Northern Ballet Theatre
Choreographed by David Nixon; music by Peter Ilyich Tchaikovsky
Lyceum Theatre, Sheffield and touring
Christmas came early to the Sheffield Lyceum with a snow-sprinkled start to the ever-popular Nutcracker. The high proportion of youngsters in the audience suggested a noisy and disturbed evening - but not at all. Everyone was deeply involved in the spectacle and no sound, other than the music, could be heard. The snow fell, the family gathered to greet their guests, and Herr Drosselmeyer, Darren Goldsmith, produced the magic of the evening.
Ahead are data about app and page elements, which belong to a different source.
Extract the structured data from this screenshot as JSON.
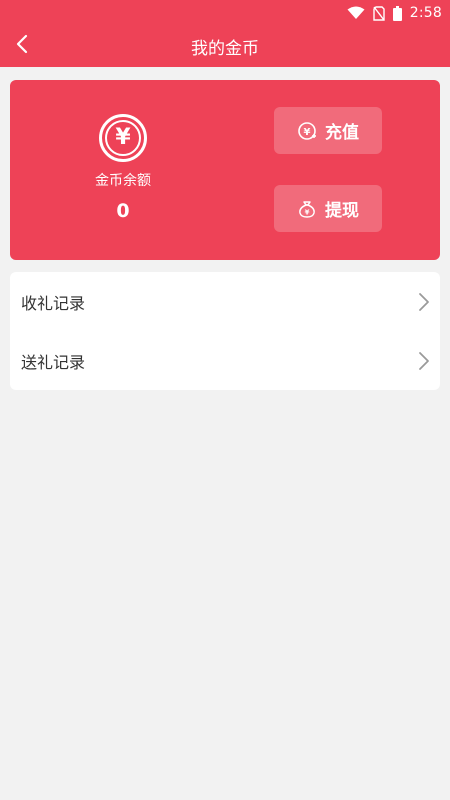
{
  "status_bar": {
    "time": "2:58",
    "icons": [
      "wifi-icon",
      "no-sim-icon",
      "battery-icon"
    ]
  },
  "header": {
    "title": "我的金币",
    "back_icon": "chevron-left-icon"
  },
  "balance_card": {
    "coin_symbol": "¥",
    "label": "金币余额",
    "value": "0",
    "recharge_label": "充值",
    "withdraw_label": "提现"
  },
  "records": {
    "items": [
      {
        "label": "收礼记录",
        "icon": "chevron-right-icon"
      },
      {
        "label": "送礼记录",
        "icon": "chevron-right-icon"
      }
    ]
  },
  "colors": {
    "accent": "#ee4257",
    "background": "#f2f2f2",
    "card": "#ffffff",
    "text": "#333333"
  }
}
All went smoothly, apart from the conspicuous interference from Grandma Edwards who thought she knew better than everyone else how to organise the evenings, including a lively jig with her husband.
Once in the Land of Makebelieve, the stars were undoubtedly Louise, beautifully danced by Keiko Amemori, whether alone or in partnership with James (Hironao Takahashi) who both belied their conventional English names in the family party, figuring better as The Sugar Plum Fairy and her Cavalier.
The battle between the Mouse King and the soldiery was a little inhibited by the limitations of space on the Lyceum stage, but all the other representations, Spanish, Arabian, Chinese, French and Russian, contributed to the sharp rise in temperature so that snow was forgotten. Apart of course from the beautiful corps de ballet, who made many contributions including their snowflake dance, graceful in the swirling clouds.
The ostensible audience, Pippa Moore as Clara and Christopher Hinton-Lewis the Nutcracker Prince, were less relaxed and elegant, whether dancing or viewing, not giving the impression that they were truly enchanted by all they saw. But certainly all the audience were, and I happened to speak to two, one adult and one child whose first experience of ballet this was, and they emphasised that it would not be their last.
At Sheffield until 19th October, then Canterbury (6-10 November) and Leeds (27 November - 8 December)
David Chadderton reviewed this production at The Lowry
Reviewer: Philip Seager